▶ [Your goal]
Produce a word-for-word copy of the data that follows, excluding images.

▶ [Supplied material]
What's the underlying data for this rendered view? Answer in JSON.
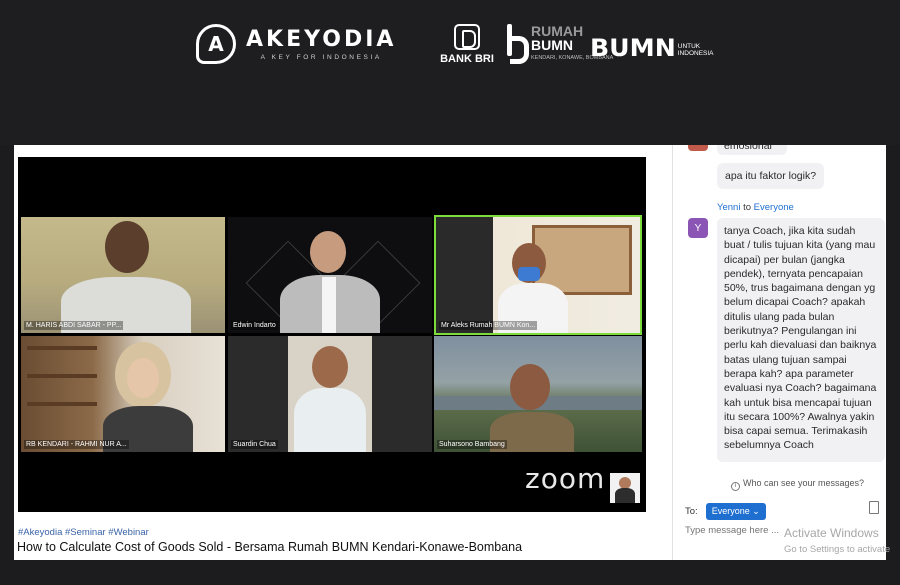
{
  "header": {
    "akeyodia": {
      "mark": "A",
      "title": "AKEYODIA",
      "tagline": "A KEY FOR INDONESIA"
    },
    "bri": {
      "label": "BANK BRI"
    },
    "rumah": {
      "line1": "RUMAH",
      "line2": "BUMN",
      "sub": "KENDARI, KONAWE, BOMBANA"
    },
    "bumn": {
      "label": "BUMN",
      "sub1": "UNTUK",
      "sub2": "INDONESIA"
    }
  },
  "participants": [
    {
      "name": "M. HARIS ABDI SABAR - PP..."
    },
    {
      "name": "Edwin Indarto"
    },
    {
      "name": "Mr Aleks Rumah BUMN Kon..."
    },
    {
      "name": "RB KENDARI - RAHMI NUR A..."
    },
    {
      "name": "Suardin Chua"
    },
    {
      "name": "Suharsono Bambang"
    }
  ],
  "video": {
    "brand": "zoom"
  },
  "meta": {
    "tags": "#Akeyodia #Seminar #Webinar",
    "title": "How to Calculate Cost of Goods Sold - Bersama Rumah BUMN Kendari-Konawe-Bombana"
  },
  "chat": {
    "partial_message": "emosional",
    "message1": "apa itu faktor logik?",
    "sender": {
      "name": "Yenni",
      "to_word": "to",
      "recipient": "Everyone",
      "avatar": "Y"
    },
    "message2": "tanya Coach, jika kita sudah buat / tulis tujuan kita (yang mau dicapai) per bulan (jangka pendek), ternyata pencapaian 50%, trus bagaimana dengan yg belum dicapai Coach? apakah ditulis ulang pada bulan berikutnya? Pengulangan ini perlu kah dievaluasi dan baiknya batas ulang tujuan sampai berapa kah? apa parameter evaluasi nya Coach? bagaimana kah untuk bisa mencapai tujuan itu secara 100%? Awalnya yakin bisa capai semua. Terimakasih sebelumnya Coach",
    "who_can_see": "Who can see your messages?",
    "to_label": "To:",
    "to_value": "Everyone ⌄",
    "input_placeholder": "Type message here ...",
    "watermark_title": "Activate Windows",
    "watermark_sub": "Go to Settings to activate"
  }
}
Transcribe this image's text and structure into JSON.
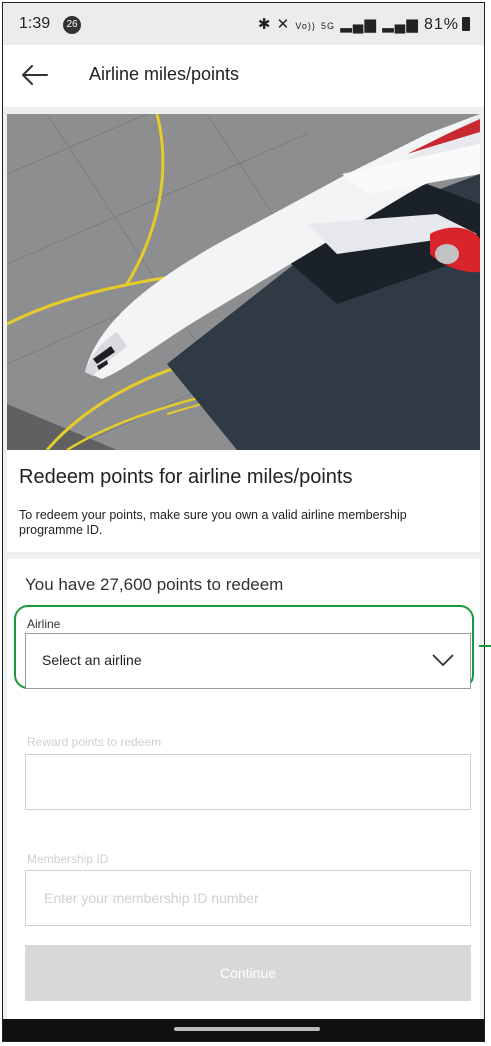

▶ [Exercise response]
What's the underlying data for this rendered view? Answer in JSON.
{
  "header": {
    "akeyodia": {
      "mark": "A",
      "title": "AKEYODIA",
      "tagline": "A KEY FOR INDONESIA"
    },
    "bri": {
      "label": "BANK BRI"
    },
    "rumah": {
      "line1": "RUMAH",
      "line2": "BUMN",
      "sub": "KENDARI, KONAWE, BOMBANA"
    },
    "bumn": {
      "label": "BUMN",
      "sub1": "UNTUK",
      "sub2": "INDONESIA"
    }
  },
  "participants": [
    {
      "name": "M. HARIS ABDI SABAR - PP..."
    },
    {
      "name": "Edwin Indarto"
    },
    {
      "name": "Mr Aleks Rumah BUMN Kon..."
    },
    {
      "name": "RB KENDARI - RAHMI NUR A..."
    },
    {
      "name": "Suardin Chua"
    },
    {
      "name": "Suharsono Bambang"
    }
  ],
  "video": {
    "brand": "zoom"
  },
  "meta": {
    "tags": "#Akeyodia #Seminar #Webinar",
    "title": "How to Calculate Cost of Goods Sold - Bersama Rumah BUMN Kendari-Konawe-Bombana"
  },
  "chat": {
    "partial_message": "emosional",
    "message1": "apa itu faktor logik?",
    "sender": {
      "name": "Yenni",
      "to_word": "to",
      "recipient": "Everyone",
      "avatar": "Y"
    },
    "message2": "tanya Coach, jika kita sudah buat / tulis tujuan kita (yang mau dicapai) per bulan (jangka pendek), ternyata pencapaian 50%, trus bagaimana dengan yg belum dicapai Coach? apakah ditulis ulang pada bulan berikutnya? Pengulangan ini perlu kah dievaluasi dan baiknya batas ulang tujuan sampai berapa kah? apa parameter evaluasi nya Coach? bagaimana kah untuk bisa mencapai tujuan itu secara 100%? Awalnya yakin bisa capai semua. Terimakasih sebelumnya Coach",
    "who_can_see": "Who can see your messages?",
    "to_label": "To:",
    "to_value": "Everyone ⌄",
    "input_placeholder": "Type message here ...",
    "watermark_title": "Activate Windows",
    "watermark_sub": "Go to Settings to activate"
  }
}
Transcribe this image's text and structure into JSON.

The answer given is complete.